Citing Eleventh Circuit precedent, the Court explained that “[c]ommon questions of fact and law predominate if they have a direct impact on every class member’s effort to establish liability that is more substantial than the impact of individualized issues in resolving the claim or claims of each class member. If after adjudication of the classwide issues, plaintiffs must still introduce a great deal of individualized proof or argue a number of individualized legal points to establish most or all of the elements of their individual claims, their claims are not suitable for class certification under Rule 23(b)(3).”

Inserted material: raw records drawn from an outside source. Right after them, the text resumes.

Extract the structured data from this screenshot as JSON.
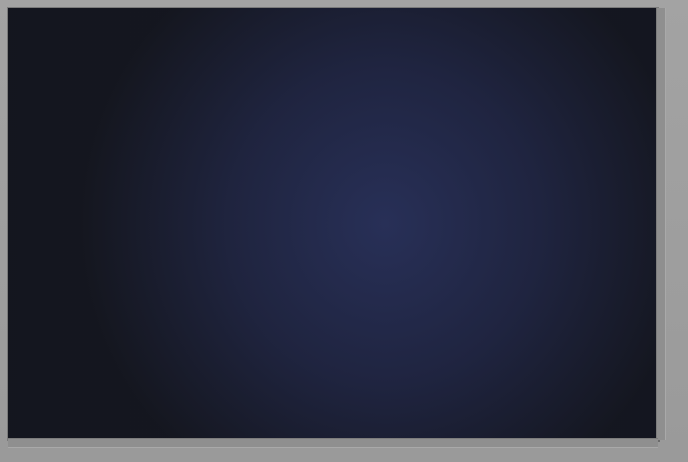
{
  "app": {
    "canvas": {
      "name": "digital-painting-canvas"
    }
  },
  "palette": {
    "swatches": [
      {
        "id": "cream-light",
        "color": "#fffbea"
      },
      {
        "id": "mint-light",
        "color": "#e4f5cf"
      },
      {
        "id": "peach-light",
        "color": "#ffe2be"
      },
      {
        "id": "skin-mid",
        "color": "#efb389"
      },
      {
        "id": "salmon",
        "color": "#f69072"
      },
      {
        "id": "red-orange",
        "color": "#cf4743"
      },
      {
        "id": "deep-red",
        "color": "#711c17"
      },
      {
        "id": "muted-purple",
        "color": "#5a4966"
      },
      {
        "id": "violet",
        "color": "#512d76"
      },
      {
        "id": "lavender-plum",
        "color": "#724d8a"
      }
    ]
  },
  "colors": {
    "background_dark": "#1d1d19",
    "background_blue": "#252b4a",
    "skin_light": "#f7b089",
    "skin_mid": "#eb9b77",
    "skin_dark": "#b75a4a",
    "shadow_red": "#8d3b34",
    "line_white": "#e8ddd3"
  }
}
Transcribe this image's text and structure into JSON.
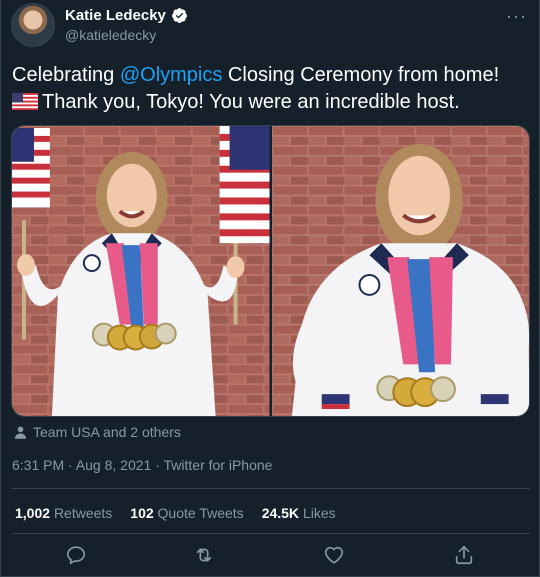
{
  "author": {
    "display_name": "Katie Ledecky",
    "handle": "@katieledecky",
    "verified_icon": "verified-badge-icon",
    "more_label": "···"
  },
  "tweet": {
    "text_part1": "Celebrating ",
    "mention": "@Olympics",
    "text_part2": " Closing Ceremony from home!",
    "line2": "Thank you, Tokyo! You were an incredible host.",
    "flag_icon": "us-flag-icon"
  },
  "media": {
    "photos": [
      "photo-with-flags",
      "photo-hands-on-hips"
    ]
  },
  "tagged_text": "Team USA and 2 others",
  "meta": "6:31 PM · Aug 8, 2021 · Twitter for iPhone",
  "stats": {
    "retweets_count": "1,002",
    "retweets_label": "Retweets",
    "quotes_count": "102",
    "quotes_label": "Quote Tweets",
    "likes_count": "24.5K",
    "likes_label": "Likes"
  },
  "actions": [
    "reply-icon",
    "retweet-icon",
    "like-icon",
    "share-icon"
  ],
  "colors": {
    "background": "#15202b",
    "accent": "#1da1f2",
    "secondary_text": "#8899a6",
    "border": "#38444d"
  }
}
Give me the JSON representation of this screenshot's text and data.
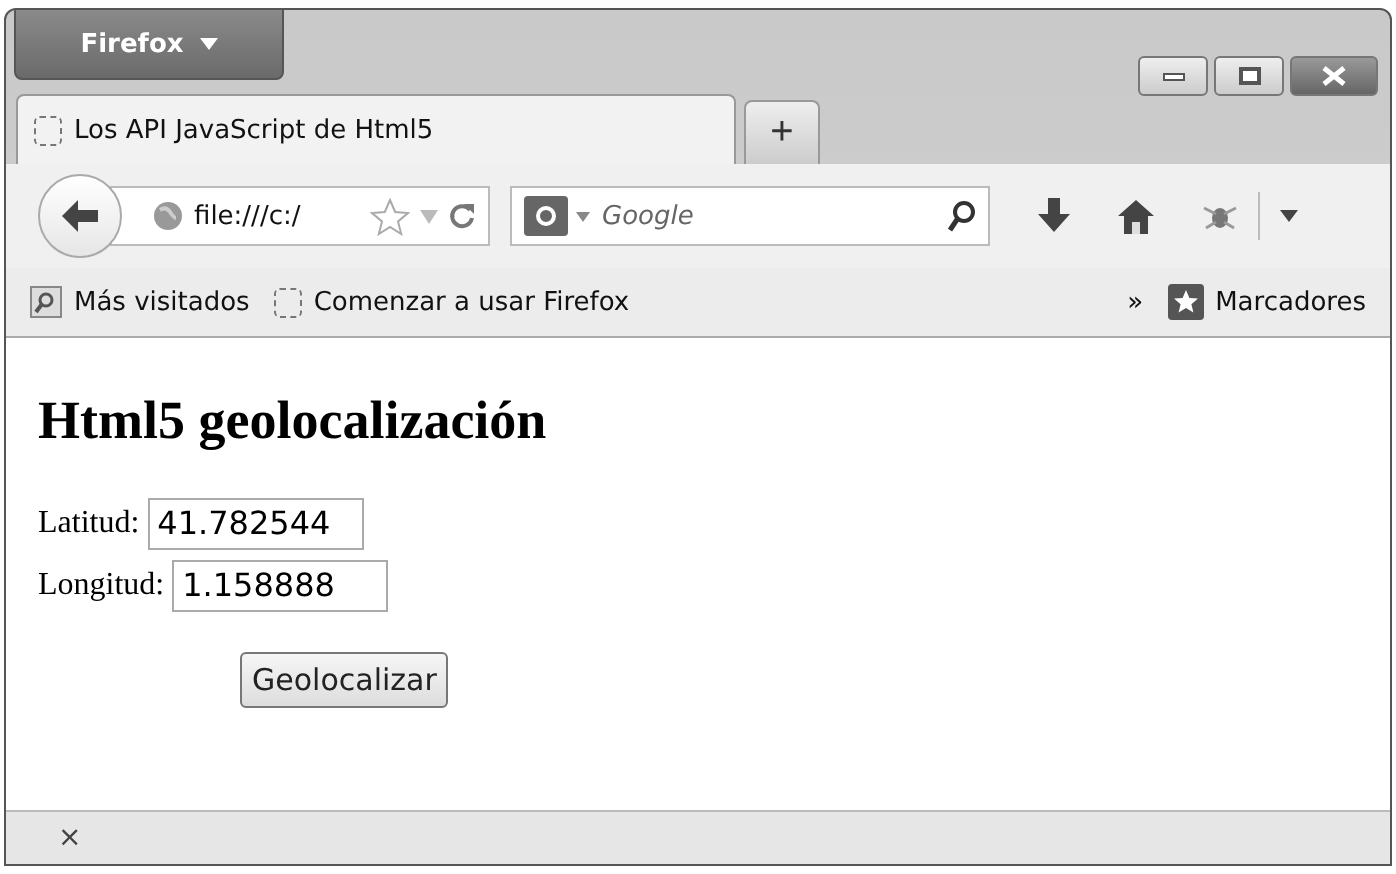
{
  "window": {
    "app_button": "Firefox"
  },
  "tabs": [
    {
      "title": "Los API JavaScript de Html5",
      "selected": true
    }
  ],
  "new_tab": "+",
  "navbar": {
    "url": "file:///c:/",
    "search_placeholder": "Google"
  },
  "bookmarks": {
    "items": [
      "Más visitados",
      "Comenzar a usar Firefox"
    ],
    "overflow": "»",
    "menu": "Marcadores"
  },
  "page": {
    "heading": "Html5 geolocalización",
    "fields": [
      {
        "label": "Latitud:",
        "value": "41.782544"
      },
      {
        "label": "Longitud:",
        "value": "1.158888"
      }
    ],
    "button": "Geolocalizar"
  },
  "status_bar": {
    "close": "×"
  }
}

Reasoning that the “predominance analysis ‘begins, of course, with the elements of the underlying cause of action,’ ” the Court reasoned that to “prevail on her FDCPA claim, Plaintiff must demonstrate that: (1) each putative class member was the object of collection activity arising from consumer debt; (2) Defendants are debt collectors as defined by the FDCPA; and (3) Defendants engaged in an act or omission prohibited by the FDCPA.”
The Court ultimately agreed with the defendants that the plaintiff failed to establish the predominance prong because whether a class member’s claim debt is time-barred “will require individualized inquiry.” This is because “Plaintiff provides no evidence that the debts of persons meeting her proposed class definition are time-barred” but merely assumes so because the form letter in question was sent more than five or more years before the date of mailing and “Plaintiff’s assumption is flawed because many factors must be considered when determining the expiration of a limitations period, one in particular being the accrual date.”
Because the plaintiff failed to provide any evidence from which the Court could “determine when the statute of limitations began to accrue on each class member’s debt” and the defendants by declaration established they did not have possession, custody or control of the cardholder agreements between the debtors and the original creditor, “to determine whether each class member’s debt is time-barred, the Court would first need to review the applicable cardholder agreements to determine when the limitations period began to accrue.”
The Court held this would require individualized inquiries “to determine when the limitations period actually expired on each class member’s debt.” Doing this “is not always a simple task. In fact, in making such a determination, the Court will be required to consider many factors, such as the charge-off date, tolling issues, revival issues, and any actions between the debtor and creditor that may have modified their original agreement.” As the Court held, “[t]his is exactly the type of extensive factual inquiry that courts have held to be too administratively burdensome to warrant class certification.”
Because even if the plaintiff established that the defendants sent to consumers the form letter in question “in an attempt to collect on time-barred debts, significant issues of liability would still remain … as to whether each class member’s debt was actually time-barred, the Court found that “Plaintiff has failed to establish that common issues predominate over individual issues, and her motion for class certification must be denied.”